[Adam] looked at the insect. It flew and landed on his nose. “It is a nose-fly.”
Then the insect flew on his ear. “Maybe it is a nose-ear-fly,” he decided.
“Then the insect flew around his head and landed on his arm. “I think I shall name the insect a nose-ear-arm-fly.”
“Fly,” wrote Eve.
Throughout the story, Adam’s ideas for insect names become more and more outrageous, and Eve has to help him pare them down. Even as Adam proclaims “I think I am very good at naming insects,” the reader can’t help but be thankful that Eve has a hand in it.
In the “about the author” section, Janice Dixon shares that while the story centers around the Biblical Adam and Eve, she also took some inspiration from her own marriage. Dixon describes herself as “a creative, spirited fun-loving wife,” while her husband Willard was much more analytical and scientific. This real-life inspiration helped create a believable dynamic between our two main characters, and adds to the playfulness of the book.
Along with Dixon’s talented writing, illustrator Garrett Gonzales combines textured charcoal and soft watercolors to depict a tranquil Garden of Eden.
Adam Names the Insects combines humor and heart. A whimsical story full of playful puns and clever grammar and syntax, it reminds young readers that it’s possible to have fun while learning. The result is a hilarious tale that encourages curiosity — and creativity — in all of us.

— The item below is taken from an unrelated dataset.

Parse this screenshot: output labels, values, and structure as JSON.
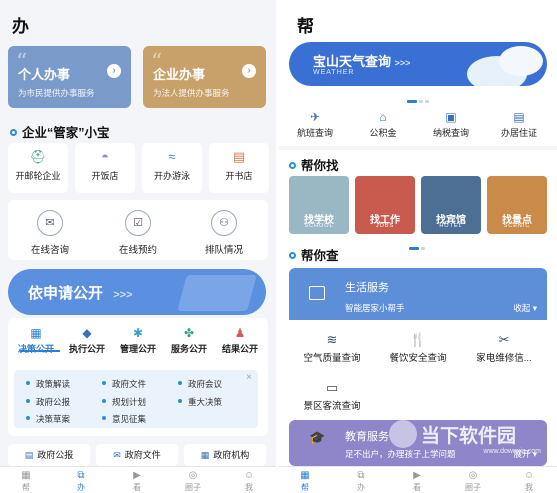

Adam Names the Insects is available to purchase at Barnes & Noble.